(Authorities in gold-importing countries have reported a wide range of numbers. Switzerland, the second biggest importer of Malian gold according to Mali government figures, shows almost no disparity between Malian exports and Swiss imports in the Comtrade database. South Africa, destination of $1.3 billion worth of Malian gold in 2019 alone as reported by Mali, has reported no Malian gold imports to the database since 2002! Meanwhile, France has been a marginal player, importing a cumulative 2.2 tonnes between 1994 and 2019.)
Wait, if Mali’s artisanal production is only six tonnes per year, where is all that additional gold coming from? Those estimates of artisanal production must be way off: Reuters estimated in 2016 that artisanal gold accounted for not a tenth but a third of Mali’s national production, and cautioned that the actual share could be even greater. The France 24 estimate puts it closer to half of Malian production, or about 60 tonnes, which is ten times the government’s guess. Those 174 tonnes of gold the Emiratis reported in 2021 had a declared value of $7.3 billion. Unregistered exports at anything near those levels constitute a huge amount of capital flight, taking place under the noses of Malian authorities. If the central government were able to collect its three-percent export tax on all that gold, it would gain hundreds of millions of dollars to spend every year on defense or social programs.

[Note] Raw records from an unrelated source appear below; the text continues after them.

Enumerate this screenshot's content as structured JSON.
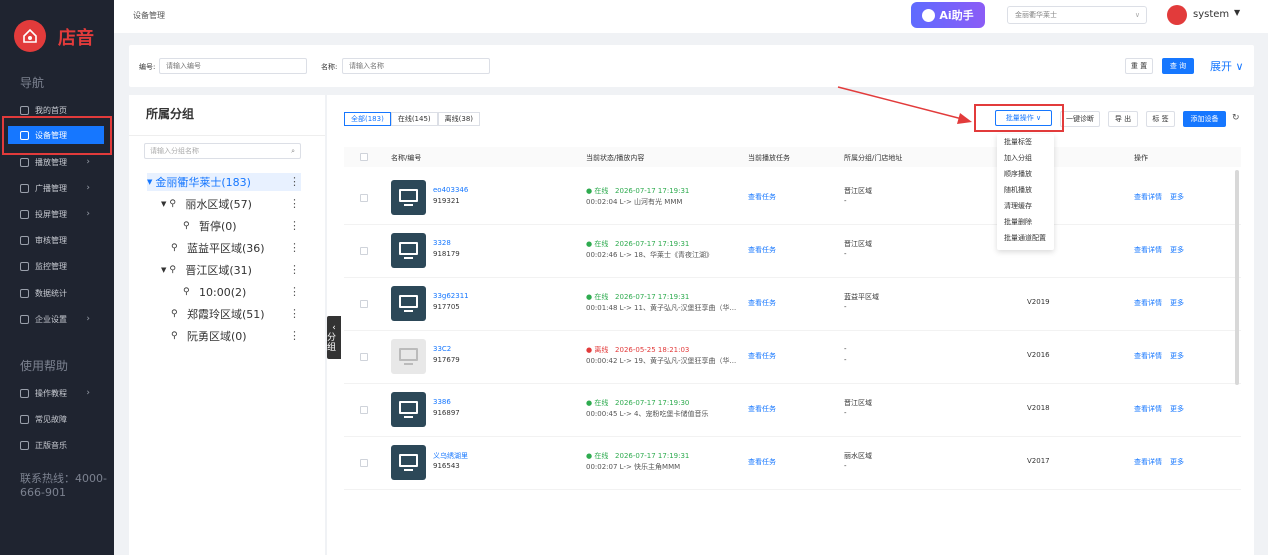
{
  "brand": {
    "name": "店音"
  },
  "sidebar": {
    "nav_title": "导航",
    "items": [
      {
        "label": "我的首页"
      },
      {
        "label": "设备管理"
      },
      {
        "label": "播放管理"
      },
      {
        "label": "广播管理"
      },
      {
        "label": "投屏管理"
      },
      {
        "label": "审核管理"
      },
      {
        "label": "监控管理"
      },
      {
        "label": "数据统计"
      },
      {
        "label": "企业设置"
      }
    ],
    "help_title": "使用帮助",
    "help_items": [
      {
        "label": "操作教程"
      },
      {
        "label": "常见故障"
      },
      {
        "label": "正版音乐"
      }
    ],
    "hotline": "联系热线：4000-666-901"
  },
  "topbar": {
    "breadcrumb": "设备管理",
    "ai_label": "Ai助手",
    "store": "金丽衢华莱士",
    "user": "system"
  },
  "filter": {
    "code_label": "编号:",
    "code_placeholder": "请输入编号",
    "name_label": "名称:",
    "name_placeholder": "请输入名称",
    "reset": "重 置",
    "query": "查 询",
    "expand": "展开 ∨"
  },
  "groups": {
    "title": "所属分组",
    "search_placeholder": "请输入分组名称",
    "tree": [
      {
        "label": "金丽衢华莱士(183)"
      },
      {
        "label": "丽水区域(57)"
      },
      {
        "label": "暂停(0)"
      },
      {
        "label": "蓝益平区域(36)"
      },
      {
        "label": "晋江区域(31)"
      },
      {
        "label": "10:00(2)"
      },
      {
        "label": "郑霞玲区域(51)"
      },
      {
        "label": "阮勇区域(0)"
      }
    ],
    "collapse": "分组"
  },
  "main": {
    "tabs": [
      {
        "label": "全部(183)"
      },
      {
        "label": "在线(145)"
      },
      {
        "label": "离线(38)"
      }
    ],
    "toolbar": {
      "batch": "批量操作",
      "diagnose": "一键诊断",
      "export": "导 出",
      "tag": "标 签",
      "add": "添加设备"
    },
    "batch_menu": [
      "批量标签",
      "加入分组",
      "顺序播放",
      "随机播放",
      "清理缓存",
      "批量删除",
      "批量通道配置"
    ],
    "columns": {
      "name": "名称/编号",
      "status": "当前状态/播放内容",
      "task": "当前播放任务",
      "group": "所属分组/门店地址",
      "ops": "操作"
    },
    "rows": [
      {
        "name": "eo403346",
        "code": "919321",
        "status": "在线",
        "time": "2026-07-17 17:19:31",
        "content": "00:02:04 L-> 山河有光 MMM",
        "task": "查看任务",
        "group": "晋江区域",
        "addr": "-",
        "version": "",
        "detail": "查看详情",
        "more": "更多"
      },
      {
        "name": "3328",
        "code": "918179",
        "status": "在线",
        "time": "2026-07-17 17:19:31",
        "content": "00:02:46 L-> 18、华莱士《青夜江湖》",
        "task": "查看任务",
        "group": "晋江区域",
        "addr": "-",
        "version": "",
        "detail": "查看详情",
        "more": "更多"
      },
      {
        "name": "33g62311",
        "code": "917705",
        "status": "在线",
        "time": "2026-07-17 17:19:31",
        "content": "00:01:48 L-> 11、黄子弘凡-汉堡狂享曲（华...",
        "task": "查看任务",
        "group": "蓝益平区域",
        "addr": "-",
        "version": "V2019",
        "detail": "查看详情",
        "more": "更多"
      },
      {
        "name": "33C2",
        "code": "917679",
        "status": "离线",
        "time": "2026-05-25 18:21:03",
        "content": "00:00:42 L-> 19、黄子弘凡-汉堡狂享曲（华...",
        "task": "查看任务",
        "group": "-",
        "addr": "-",
        "version": "V2016",
        "detail": "查看详情",
        "more": "更多"
      },
      {
        "name": "3386",
        "code": "916897",
        "status": "在线",
        "time": "2026-07-17 17:19:30",
        "content": "00:00:45 L-> 4、宠粉吃堡卡储值音乐",
        "task": "查看任务",
        "group": "晋江区域",
        "addr": "-",
        "version": "V2018",
        "detail": "查看详情",
        "more": "更多"
      },
      {
        "name": "义乌绣湖里",
        "code": "916543",
        "status": "在线",
        "time": "2026-07-17 17:19:31",
        "content": "00:02:07 L-> 快乐主角MMM",
        "task": "查看任务",
        "group": "丽水区域",
        "addr": "-",
        "version": "V2017",
        "detail": "查看详情",
        "more": "更多"
      }
    ]
  }
}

Apart from its contribution to the state treasury, gold production doesn’t contribute much to Mali’s formal economy. It recruits most of its skilled workers abroad, generates little employment locally, and in general confers few benefits. Artisanal mining at least creates jobs in the communities where it takes place (an estimated three million such jobs in Mali, Burkina Faso, and Cote d’Ivoire), though many are held by immigrants from neighboring countries. As long as the state doesn’t regulate or tax artisanal mining properly, this sector represents an enormous loss to the national economy. Supporting a strong and effective Malian state means supporting measures to monitor artisanal gold production and tax its exports, as well as to regulate the labor and environmental conditions at artisanal mines.

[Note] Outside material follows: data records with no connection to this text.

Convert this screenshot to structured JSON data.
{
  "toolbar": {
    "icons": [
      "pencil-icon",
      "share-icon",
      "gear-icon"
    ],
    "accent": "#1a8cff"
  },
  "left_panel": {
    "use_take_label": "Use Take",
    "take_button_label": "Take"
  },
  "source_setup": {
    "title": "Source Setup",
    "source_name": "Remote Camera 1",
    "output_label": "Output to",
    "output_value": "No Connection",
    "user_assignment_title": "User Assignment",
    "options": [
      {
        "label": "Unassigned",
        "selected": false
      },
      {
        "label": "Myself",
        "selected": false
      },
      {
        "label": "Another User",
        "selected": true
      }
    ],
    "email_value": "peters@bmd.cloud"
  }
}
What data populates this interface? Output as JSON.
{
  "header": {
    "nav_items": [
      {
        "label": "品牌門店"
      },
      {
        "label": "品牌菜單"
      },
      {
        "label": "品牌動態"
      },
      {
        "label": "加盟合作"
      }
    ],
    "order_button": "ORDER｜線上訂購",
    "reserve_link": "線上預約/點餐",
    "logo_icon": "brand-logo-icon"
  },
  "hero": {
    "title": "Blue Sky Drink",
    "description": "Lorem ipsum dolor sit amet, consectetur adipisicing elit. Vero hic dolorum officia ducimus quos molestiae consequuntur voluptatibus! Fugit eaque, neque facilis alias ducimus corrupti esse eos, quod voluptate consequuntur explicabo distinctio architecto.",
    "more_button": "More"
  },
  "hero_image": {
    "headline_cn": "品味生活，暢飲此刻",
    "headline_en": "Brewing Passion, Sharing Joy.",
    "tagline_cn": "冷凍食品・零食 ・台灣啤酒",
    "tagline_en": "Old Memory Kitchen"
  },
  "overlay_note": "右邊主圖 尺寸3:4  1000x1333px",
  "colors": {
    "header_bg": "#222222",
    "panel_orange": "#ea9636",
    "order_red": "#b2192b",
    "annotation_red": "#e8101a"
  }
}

Finally there’s the problem of who’s profiting from those artisanal mines. In the France 24 report above, aerial footage of one artisanal mine in the Gao region makes the point that artisanal mining does not necessarily mean “small-scale” or unorganized. The site in question, replete with heavy equipment, has been completely outside Malian government control for years, and both separatist rebels and jihadi groups have been taking a cut of its revenue.

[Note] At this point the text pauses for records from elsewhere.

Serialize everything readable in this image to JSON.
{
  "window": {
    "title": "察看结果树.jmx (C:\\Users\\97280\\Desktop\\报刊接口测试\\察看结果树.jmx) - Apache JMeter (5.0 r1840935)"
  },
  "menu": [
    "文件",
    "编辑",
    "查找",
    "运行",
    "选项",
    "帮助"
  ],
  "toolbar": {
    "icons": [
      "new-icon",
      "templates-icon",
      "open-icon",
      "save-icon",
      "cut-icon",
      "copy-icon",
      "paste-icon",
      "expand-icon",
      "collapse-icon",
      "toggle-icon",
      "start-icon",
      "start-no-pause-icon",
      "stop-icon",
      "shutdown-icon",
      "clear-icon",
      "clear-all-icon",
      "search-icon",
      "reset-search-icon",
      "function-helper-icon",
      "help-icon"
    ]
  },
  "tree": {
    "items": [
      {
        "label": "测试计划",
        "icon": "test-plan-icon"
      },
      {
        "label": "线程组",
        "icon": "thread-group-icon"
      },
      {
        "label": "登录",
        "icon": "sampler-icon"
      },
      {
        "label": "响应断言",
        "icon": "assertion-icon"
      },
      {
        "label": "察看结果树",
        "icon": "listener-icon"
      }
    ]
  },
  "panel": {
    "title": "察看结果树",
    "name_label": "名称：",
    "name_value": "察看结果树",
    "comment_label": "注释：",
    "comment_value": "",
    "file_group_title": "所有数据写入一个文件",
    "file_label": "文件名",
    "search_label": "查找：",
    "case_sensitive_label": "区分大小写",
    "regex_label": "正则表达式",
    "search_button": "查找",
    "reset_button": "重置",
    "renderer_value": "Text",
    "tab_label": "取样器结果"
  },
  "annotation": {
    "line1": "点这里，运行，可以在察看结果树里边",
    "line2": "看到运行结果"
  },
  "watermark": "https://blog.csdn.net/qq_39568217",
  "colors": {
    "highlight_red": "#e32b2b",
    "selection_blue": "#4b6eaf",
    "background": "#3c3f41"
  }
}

Mali’s industrial producers are by no means off the hook. Reports by Mali’s Verificateur Général in recent years have uncovered financial irregularities in the operations of the big mining firms, and the Malian government has announced plans to audit the mining sector. But all those irregularities add up to a few million dollars in any given year–a paltry sum, considering all that gold that’s vanishing from the country. Concentrating on fixing the irregularities in the industrial mining sector while ignoring the hemorrhaging of national wealth from artisanal gold would be like closing the window on the barn while leaving the barn door wide open.
Postscript, January 2023: I have published an expanded article on this topic in the winter issue of MERIP.